● **Task prompt**
Search the records below for "JSON"; copy each line that has it.

● **Data records**
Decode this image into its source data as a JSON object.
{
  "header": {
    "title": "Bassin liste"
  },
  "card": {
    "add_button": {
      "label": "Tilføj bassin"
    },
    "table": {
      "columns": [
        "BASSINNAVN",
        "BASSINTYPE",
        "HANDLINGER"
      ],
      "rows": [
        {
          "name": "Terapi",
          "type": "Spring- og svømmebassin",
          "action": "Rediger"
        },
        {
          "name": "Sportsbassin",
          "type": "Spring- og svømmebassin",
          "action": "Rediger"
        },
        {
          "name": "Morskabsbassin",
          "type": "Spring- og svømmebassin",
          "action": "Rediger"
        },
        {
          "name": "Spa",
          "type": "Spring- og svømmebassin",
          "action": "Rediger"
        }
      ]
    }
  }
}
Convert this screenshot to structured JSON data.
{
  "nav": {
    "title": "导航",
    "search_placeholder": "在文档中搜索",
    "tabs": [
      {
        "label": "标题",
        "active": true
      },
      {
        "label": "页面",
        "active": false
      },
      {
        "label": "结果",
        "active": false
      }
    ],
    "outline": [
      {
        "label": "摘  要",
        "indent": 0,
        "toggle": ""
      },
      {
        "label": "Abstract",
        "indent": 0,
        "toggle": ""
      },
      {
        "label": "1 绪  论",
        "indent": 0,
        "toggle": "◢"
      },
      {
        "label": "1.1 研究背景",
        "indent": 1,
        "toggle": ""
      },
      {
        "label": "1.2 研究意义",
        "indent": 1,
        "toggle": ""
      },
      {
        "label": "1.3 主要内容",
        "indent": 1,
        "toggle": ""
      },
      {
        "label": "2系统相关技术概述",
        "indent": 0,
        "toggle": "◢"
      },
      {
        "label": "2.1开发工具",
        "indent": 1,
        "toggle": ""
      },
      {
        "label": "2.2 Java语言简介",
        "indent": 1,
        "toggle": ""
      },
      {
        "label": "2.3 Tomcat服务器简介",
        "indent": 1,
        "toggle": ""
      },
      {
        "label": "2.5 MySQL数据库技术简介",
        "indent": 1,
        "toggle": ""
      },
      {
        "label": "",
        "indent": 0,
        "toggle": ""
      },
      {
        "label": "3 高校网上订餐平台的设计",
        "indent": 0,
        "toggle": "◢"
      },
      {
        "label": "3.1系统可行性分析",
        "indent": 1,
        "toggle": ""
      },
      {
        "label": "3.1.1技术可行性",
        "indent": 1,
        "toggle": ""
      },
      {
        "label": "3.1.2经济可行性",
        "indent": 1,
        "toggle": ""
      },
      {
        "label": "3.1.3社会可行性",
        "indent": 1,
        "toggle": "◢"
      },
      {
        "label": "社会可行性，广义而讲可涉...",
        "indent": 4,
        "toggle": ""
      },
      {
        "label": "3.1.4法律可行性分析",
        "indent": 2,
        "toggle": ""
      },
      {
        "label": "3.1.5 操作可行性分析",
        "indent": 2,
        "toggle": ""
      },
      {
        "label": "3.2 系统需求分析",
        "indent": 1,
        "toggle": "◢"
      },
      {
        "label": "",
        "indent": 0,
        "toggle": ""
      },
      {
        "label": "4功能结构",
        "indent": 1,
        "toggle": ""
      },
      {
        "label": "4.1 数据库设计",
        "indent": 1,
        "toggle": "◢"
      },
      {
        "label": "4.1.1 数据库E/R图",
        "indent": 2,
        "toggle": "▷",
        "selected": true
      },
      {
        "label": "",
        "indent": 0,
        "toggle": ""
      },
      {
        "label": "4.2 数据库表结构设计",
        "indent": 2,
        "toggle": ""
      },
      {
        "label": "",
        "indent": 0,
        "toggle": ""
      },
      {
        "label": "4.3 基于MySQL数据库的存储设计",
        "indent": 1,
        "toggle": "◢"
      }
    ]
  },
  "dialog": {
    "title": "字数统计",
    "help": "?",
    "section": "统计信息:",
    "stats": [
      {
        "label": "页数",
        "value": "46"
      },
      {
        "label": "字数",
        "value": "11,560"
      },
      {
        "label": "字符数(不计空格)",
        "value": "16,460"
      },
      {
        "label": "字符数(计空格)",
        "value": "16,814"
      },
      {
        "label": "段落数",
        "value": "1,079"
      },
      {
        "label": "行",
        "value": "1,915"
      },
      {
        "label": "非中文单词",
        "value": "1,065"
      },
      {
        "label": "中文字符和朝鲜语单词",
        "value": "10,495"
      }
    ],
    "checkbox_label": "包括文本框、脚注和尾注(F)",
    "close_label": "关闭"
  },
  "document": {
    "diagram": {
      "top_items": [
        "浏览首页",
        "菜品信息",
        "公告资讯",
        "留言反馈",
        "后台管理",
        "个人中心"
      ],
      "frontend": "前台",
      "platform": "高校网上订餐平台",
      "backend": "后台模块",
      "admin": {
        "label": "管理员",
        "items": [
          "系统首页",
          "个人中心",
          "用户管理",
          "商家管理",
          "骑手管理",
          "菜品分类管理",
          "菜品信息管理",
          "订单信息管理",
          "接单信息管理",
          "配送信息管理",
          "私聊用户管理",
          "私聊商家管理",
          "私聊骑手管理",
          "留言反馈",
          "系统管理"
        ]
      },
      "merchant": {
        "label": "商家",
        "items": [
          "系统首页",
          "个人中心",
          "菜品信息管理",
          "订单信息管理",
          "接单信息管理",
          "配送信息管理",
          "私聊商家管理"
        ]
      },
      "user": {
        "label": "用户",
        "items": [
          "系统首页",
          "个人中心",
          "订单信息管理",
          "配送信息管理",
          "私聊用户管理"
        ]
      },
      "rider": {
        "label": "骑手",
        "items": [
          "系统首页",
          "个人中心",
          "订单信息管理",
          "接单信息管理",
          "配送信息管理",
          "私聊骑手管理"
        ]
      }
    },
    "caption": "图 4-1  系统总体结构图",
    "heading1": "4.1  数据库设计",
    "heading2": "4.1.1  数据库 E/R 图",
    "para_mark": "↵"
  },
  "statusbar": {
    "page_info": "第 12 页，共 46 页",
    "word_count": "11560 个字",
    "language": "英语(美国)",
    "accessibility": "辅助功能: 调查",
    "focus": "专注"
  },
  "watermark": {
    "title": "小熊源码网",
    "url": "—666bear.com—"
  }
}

● **Task output**
Decode this image into its source data as a JSON object.
Convert this screenshot to structured JSON data.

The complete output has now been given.